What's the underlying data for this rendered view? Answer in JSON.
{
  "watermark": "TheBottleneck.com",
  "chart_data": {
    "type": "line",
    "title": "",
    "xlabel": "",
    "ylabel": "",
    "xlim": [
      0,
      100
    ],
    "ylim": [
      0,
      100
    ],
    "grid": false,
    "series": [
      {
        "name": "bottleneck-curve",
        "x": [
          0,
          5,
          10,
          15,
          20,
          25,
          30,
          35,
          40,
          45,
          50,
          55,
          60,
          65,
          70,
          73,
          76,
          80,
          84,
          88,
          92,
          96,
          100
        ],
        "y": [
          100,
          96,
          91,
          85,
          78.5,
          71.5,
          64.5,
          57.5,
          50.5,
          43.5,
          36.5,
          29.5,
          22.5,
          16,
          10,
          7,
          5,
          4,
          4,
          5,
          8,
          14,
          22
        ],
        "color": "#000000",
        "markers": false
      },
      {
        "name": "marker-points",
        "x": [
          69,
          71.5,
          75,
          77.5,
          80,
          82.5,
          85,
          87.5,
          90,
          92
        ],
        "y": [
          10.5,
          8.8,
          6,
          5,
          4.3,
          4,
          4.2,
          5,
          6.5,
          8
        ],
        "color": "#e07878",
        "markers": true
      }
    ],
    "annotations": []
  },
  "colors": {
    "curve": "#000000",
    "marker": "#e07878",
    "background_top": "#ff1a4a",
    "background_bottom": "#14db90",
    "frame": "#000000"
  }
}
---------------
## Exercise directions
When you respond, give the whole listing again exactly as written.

## Expected answer
What's the underlying data for this rendered view? Answer in JSON.
{
  "watermark": "TheBottleneck.com",
  "chart_data": {
    "type": "line",
    "title": "",
    "xlabel": "",
    "ylabel": "",
    "xlim": [
      0,
      100
    ],
    "ylim": [
      0,
      100
    ],
    "grid": false,
    "series": [
      {
        "name": "bottleneck-curve",
        "x": [
          0,
          5,
          10,
          15,
          20,
          25,
          30,
          35,
          40,
          45,
          50,
          55,
          60,
          65,
          70,
          73,
          76,
          80,
          84,
          88,
          92,
          96,
          100
        ],
        "y": [
          100,
          96,
          91,
          85,
          78.5,
          71.5,
          64.5,
          57.5,
          50.5,
          43.5,
          36.5,
          29.5,
          22.5,
          16,
          10,
          7,
          5,
          4,
          4,
          5,
          8,
          14,
          22
        ],
        "color": "#000000",
        "markers": false
      },
      {
        "name": "marker-points",
        "x": [
          69,
          71.5,
          75,
          77.5,
          80,
          82.5,
          85,
          87.5,
          90,
          92
        ],
        "y": [
          10.5,
          8.8,
          6,
          5,
          4.3,
          4,
          4.2,
          5,
          6.5,
          8
        ],
        "color": "#e07878",
        "markers": true
      }
    ],
    "annotations": []
  },
  "colors": {
    "curve": "#000000",
    "marker": "#e07878",
    "background_top": "#ff1a4a",
    "background_bottom": "#14db90",
    "frame": "#000000"
  }
}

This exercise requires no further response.